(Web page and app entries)

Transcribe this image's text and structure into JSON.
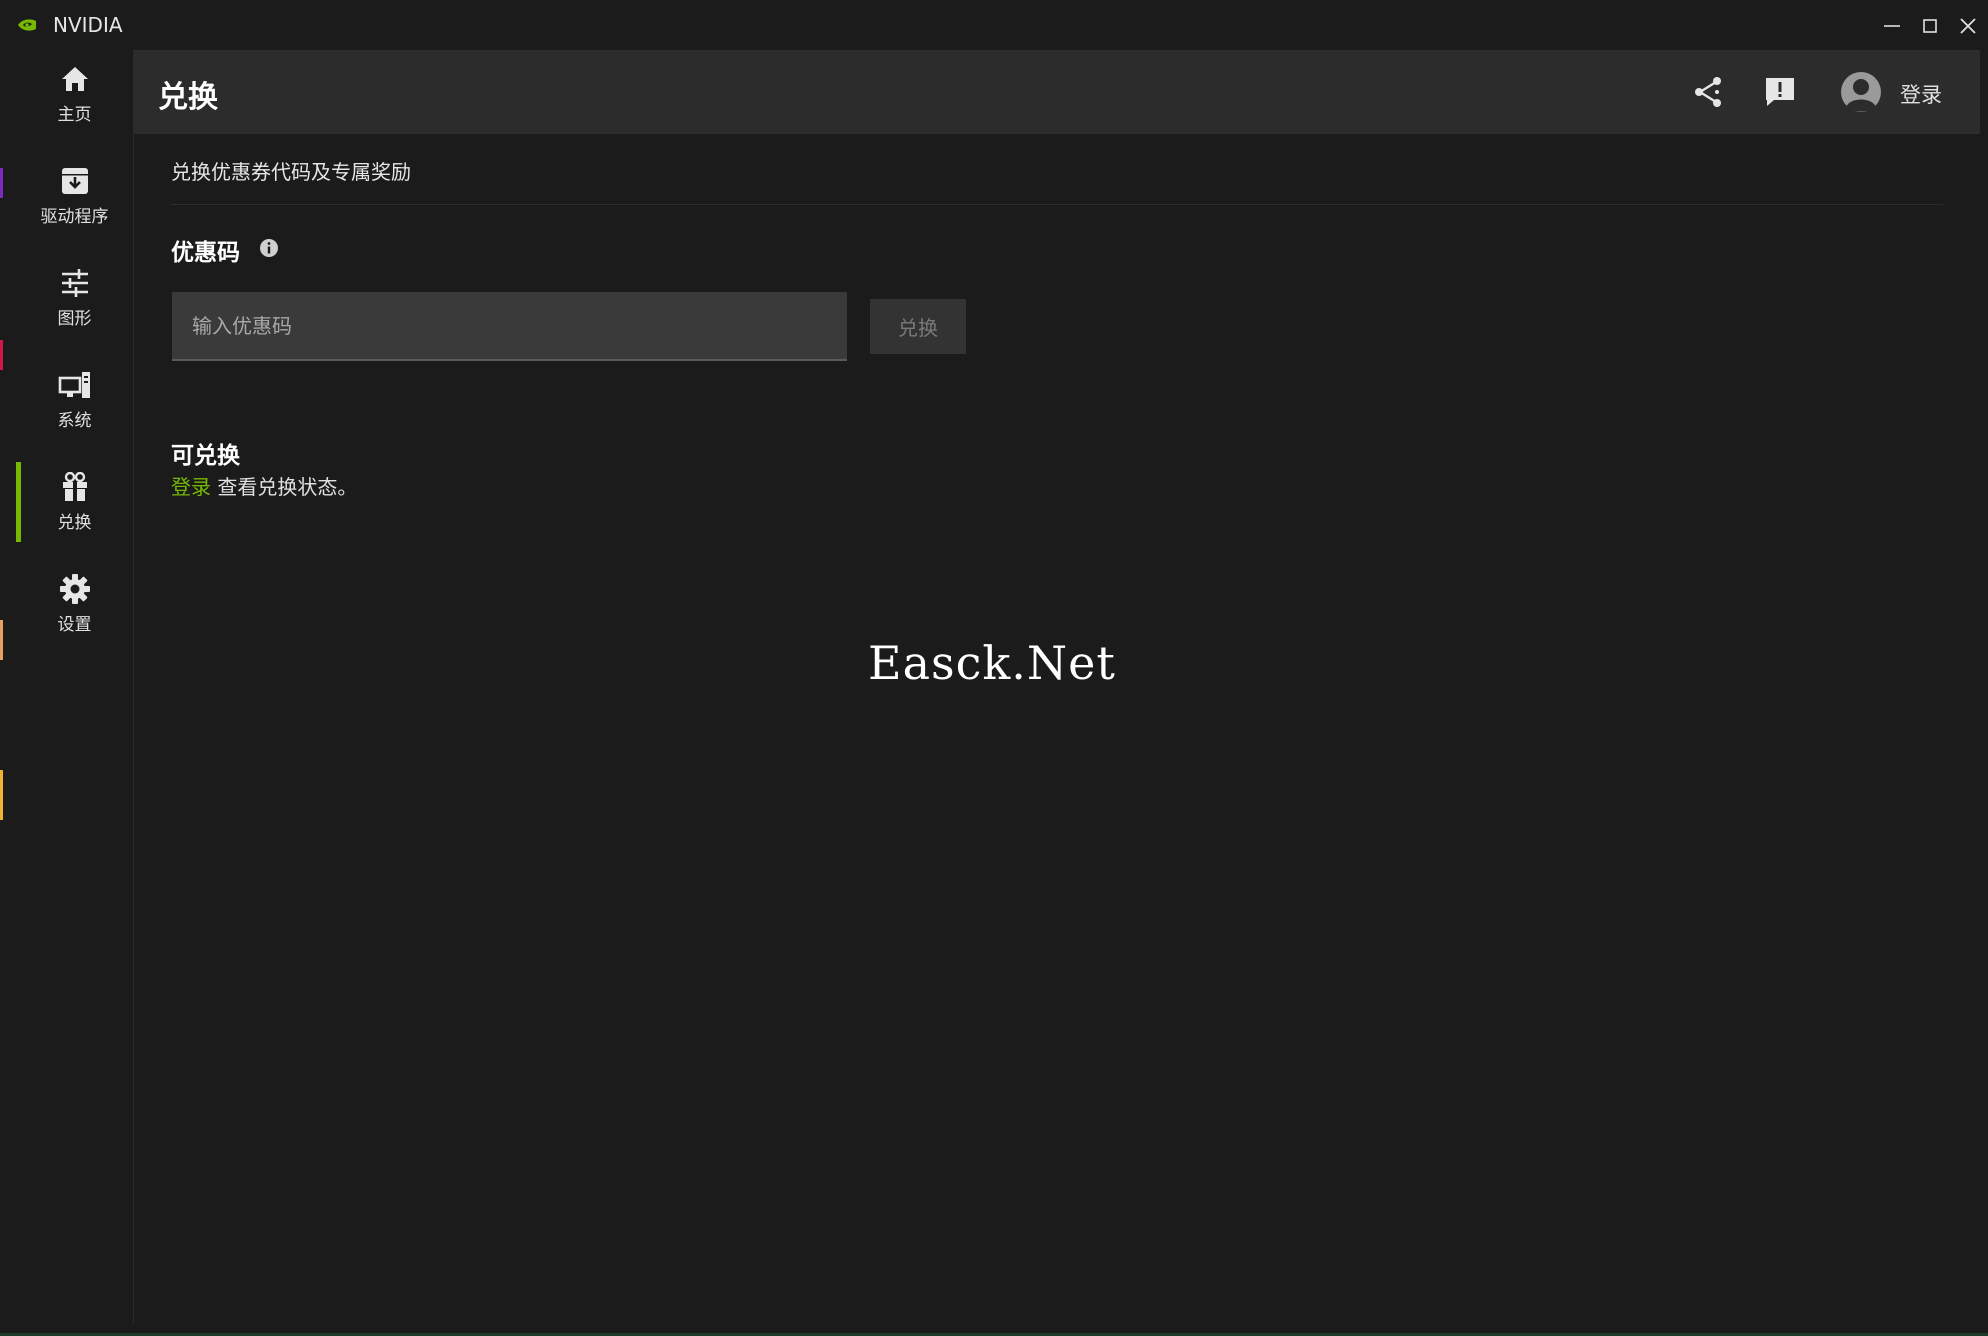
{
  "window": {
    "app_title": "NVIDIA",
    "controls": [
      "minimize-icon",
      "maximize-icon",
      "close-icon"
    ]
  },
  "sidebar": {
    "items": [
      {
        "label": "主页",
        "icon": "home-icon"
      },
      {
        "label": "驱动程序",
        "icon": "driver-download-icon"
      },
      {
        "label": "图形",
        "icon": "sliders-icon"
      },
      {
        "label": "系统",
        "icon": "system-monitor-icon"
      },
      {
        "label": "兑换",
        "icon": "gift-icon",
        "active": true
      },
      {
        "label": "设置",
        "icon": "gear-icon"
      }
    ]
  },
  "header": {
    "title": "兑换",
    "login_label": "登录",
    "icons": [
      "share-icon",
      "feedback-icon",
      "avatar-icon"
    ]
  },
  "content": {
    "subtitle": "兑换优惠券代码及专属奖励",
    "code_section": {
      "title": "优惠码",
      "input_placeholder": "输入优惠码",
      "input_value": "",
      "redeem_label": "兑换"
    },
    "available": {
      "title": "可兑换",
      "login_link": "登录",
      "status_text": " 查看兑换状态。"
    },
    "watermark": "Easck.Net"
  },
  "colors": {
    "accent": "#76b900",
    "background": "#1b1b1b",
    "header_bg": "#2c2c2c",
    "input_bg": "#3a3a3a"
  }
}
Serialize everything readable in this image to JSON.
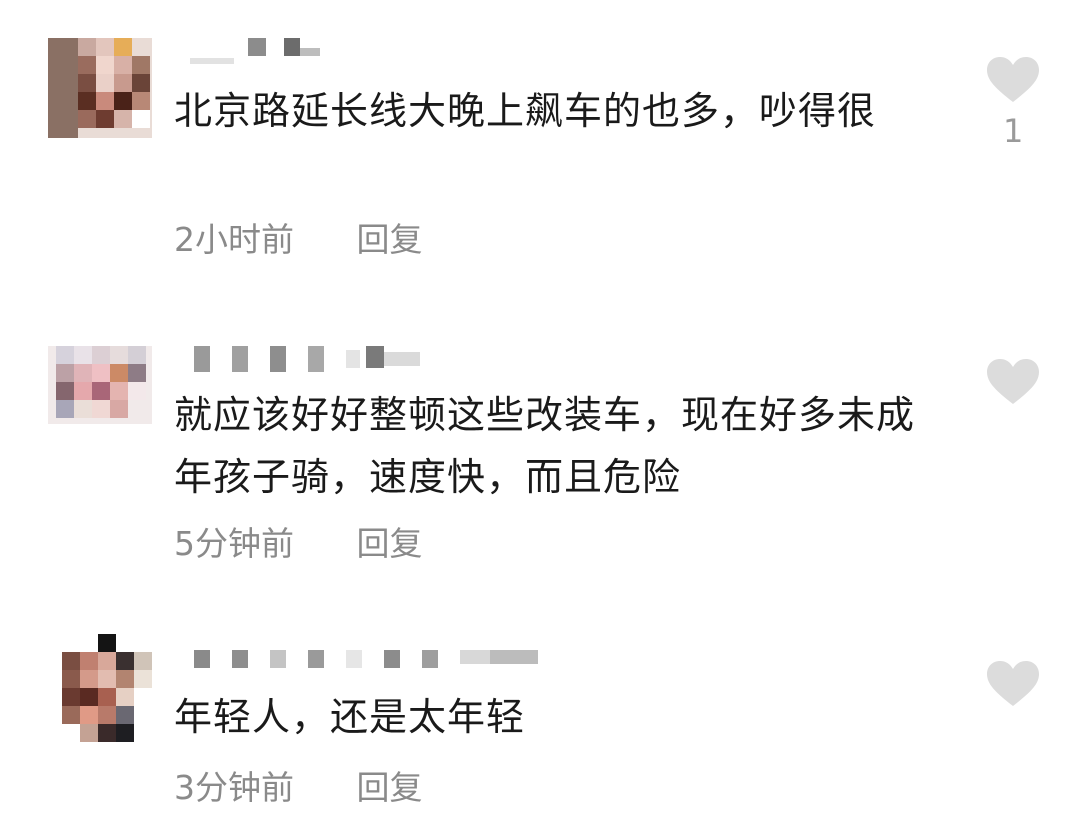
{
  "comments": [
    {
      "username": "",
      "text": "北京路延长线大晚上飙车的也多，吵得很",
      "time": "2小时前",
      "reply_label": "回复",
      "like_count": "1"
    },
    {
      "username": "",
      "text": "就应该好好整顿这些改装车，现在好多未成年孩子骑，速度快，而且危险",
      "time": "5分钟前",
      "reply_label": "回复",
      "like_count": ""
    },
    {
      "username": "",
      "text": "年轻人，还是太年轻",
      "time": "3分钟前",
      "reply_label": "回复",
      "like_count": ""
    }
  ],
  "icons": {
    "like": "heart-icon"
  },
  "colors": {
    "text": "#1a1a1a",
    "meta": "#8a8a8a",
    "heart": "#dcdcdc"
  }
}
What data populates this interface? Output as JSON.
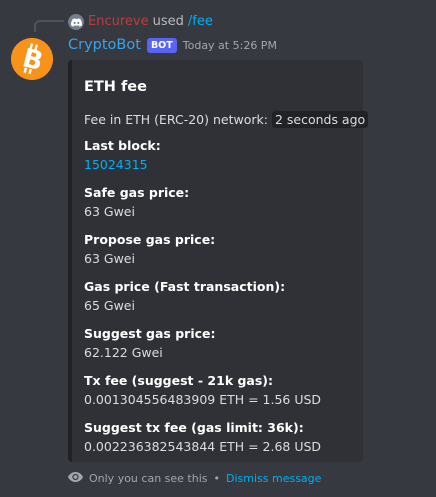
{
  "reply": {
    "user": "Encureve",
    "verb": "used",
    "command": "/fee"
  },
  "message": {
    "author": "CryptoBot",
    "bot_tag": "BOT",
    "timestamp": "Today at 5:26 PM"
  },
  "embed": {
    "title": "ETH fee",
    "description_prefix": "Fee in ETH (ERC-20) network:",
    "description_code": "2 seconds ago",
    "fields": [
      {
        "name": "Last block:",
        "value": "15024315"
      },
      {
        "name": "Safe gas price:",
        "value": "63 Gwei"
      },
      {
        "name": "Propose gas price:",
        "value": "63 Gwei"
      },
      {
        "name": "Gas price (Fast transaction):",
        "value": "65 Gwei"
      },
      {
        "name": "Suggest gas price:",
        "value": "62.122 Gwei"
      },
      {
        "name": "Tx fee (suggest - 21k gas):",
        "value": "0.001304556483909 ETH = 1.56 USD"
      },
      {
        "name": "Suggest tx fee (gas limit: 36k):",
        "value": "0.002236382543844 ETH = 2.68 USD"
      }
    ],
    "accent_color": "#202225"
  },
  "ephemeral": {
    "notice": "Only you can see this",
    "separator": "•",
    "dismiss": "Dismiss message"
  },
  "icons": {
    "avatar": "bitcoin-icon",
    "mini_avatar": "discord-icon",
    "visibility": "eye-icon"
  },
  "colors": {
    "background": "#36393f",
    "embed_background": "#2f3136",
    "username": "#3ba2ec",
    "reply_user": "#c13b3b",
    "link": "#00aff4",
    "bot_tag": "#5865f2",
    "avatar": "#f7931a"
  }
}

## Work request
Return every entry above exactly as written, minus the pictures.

## Your solution
Transcribe this image's text and structure into JSON.
{
  "window": {
    "app_title": "NVIDIA",
    "controls": [
      "minimize-icon",
      "maximize-icon",
      "close-icon"
    ]
  },
  "sidebar": {
    "items": [
      {
        "label": "主页",
        "icon": "home-icon"
      },
      {
        "label": "驱动程序",
        "icon": "driver-download-icon"
      },
      {
        "label": "图形",
        "icon": "sliders-icon"
      },
      {
        "label": "系统",
        "icon": "system-monitor-icon"
      },
      {
        "label": "兑换",
        "icon": "gift-icon",
        "active": true
      },
      {
        "label": "设置",
        "icon": "gear-icon"
      }
    ]
  },
  "header": {
    "title": "兑换",
    "login_label": "登录",
    "icons": [
      "share-icon",
      "feedback-icon",
      "avatar-icon"
    ]
  },
  "content": {
    "subtitle": "兑换优惠券代码及专属奖励",
    "code_section": {
      "title": "优惠码",
      "input_placeholder": "输入优惠码",
      "input_value": "",
      "redeem_label": "兑换"
    },
    "available": {
      "title": "可兑换",
      "login_link": "登录",
      "status_text": " 查看兑换状态。"
    },
    "watermark": "Easck.Net"
  },
  "colors": {
    "accent": "#76b900",
    "background": "#1b1b1b",
    "header_bg": "#2c2c2c",
    "input_bg": "#3a3a3a"
  }
}
Serialize everything readable in this image to JSON.
{
  "comments": [
    {
      "username": "",
      "text": "北京路延长线大晚上飙车的也多，吵得很",
      "time": "2小时前",
      "reply_label": "回复",
      "like_count": "1"
    },
    {
      "username": "",
      "text": "就应该好好整顿这些改装车，现在好多未成年孩子骑，速度快，而且危险",
      "time": "5分钟前",
      "reply_label": "回复",
      "like_count": ""
    },
    {
      "username": "",
      "text": "年轻人，还是太年轻",
      "time": "3分钟前",
      "reply_label": "回复",
      "like_count": ""
    }
  ],
  "icons": {
    "like": "heart-icon"
  },
  "colors": {
    "text": "#1a1a1a",
    "meta": "#8a8a8a",
    "heart": "#dcdcdc"
  }
}
What data populates this interface? Output as JSON.
{
  "reply": {
    "user": "Encureve",
    "verb": "used",
    "command": "/fee"
  },
  "message": {
    "author": "CryptoBot",
    "bot_tag": "BOT",
    "timestamp": "Today at 5:26 PM"
  },
  "embed": {
    "title": "ETH fee",
    "description_prefix": "Fee in ETH (ERC-20) network:",
    "description_code": "2 seconds ago",
    "fields": [
      {
        "name": "Last block:",
        "value": "15024315"
      },
      {
        "name": "Safe gas price:",
        "value": "63 Gwei"
      },
      {
        "name": "Propose gas price:",
        "value": "63 Gwei"
      },
      {
        "name": "Gas price (Fast transaction):",
        "value": "65 Gwei"
      },
      {
        "name": "Suggest gas price:",
        "value": "62.122 Gwei"
      },
      {
        "name": "Tx fee (suggest - 21k gas):",
        "value": "0.001304556483909 ETH = 1.56 USD"
      },
      {
        "name": "Suggest tx fee (gas limit: 36k):",
        "value": "0.002236382543844 ETH = 2.68 USD"
      }
    ],
    "accent_color": "#202225"
  },
  "ephemeral": {
    "notice": "Only you can see this",
    "separator": "•",
    "dismiss": "Dismiss message"
  },
  "icons": {
    "avatar": "bitcoin-icon",
    "mini_avatar": "discord-icon",
    "visibility": "eye-icon"
  },
  "colors": {
    "background": "#36393f",
    "embed_background": "#2f3136",
    "username": "#3ba2ec",
    "reply_user": "#c13b3b",
    "link": "#00aff4",
    "bot_tag": "#5865f2",
    "avatar": "#f7931a"
  }
}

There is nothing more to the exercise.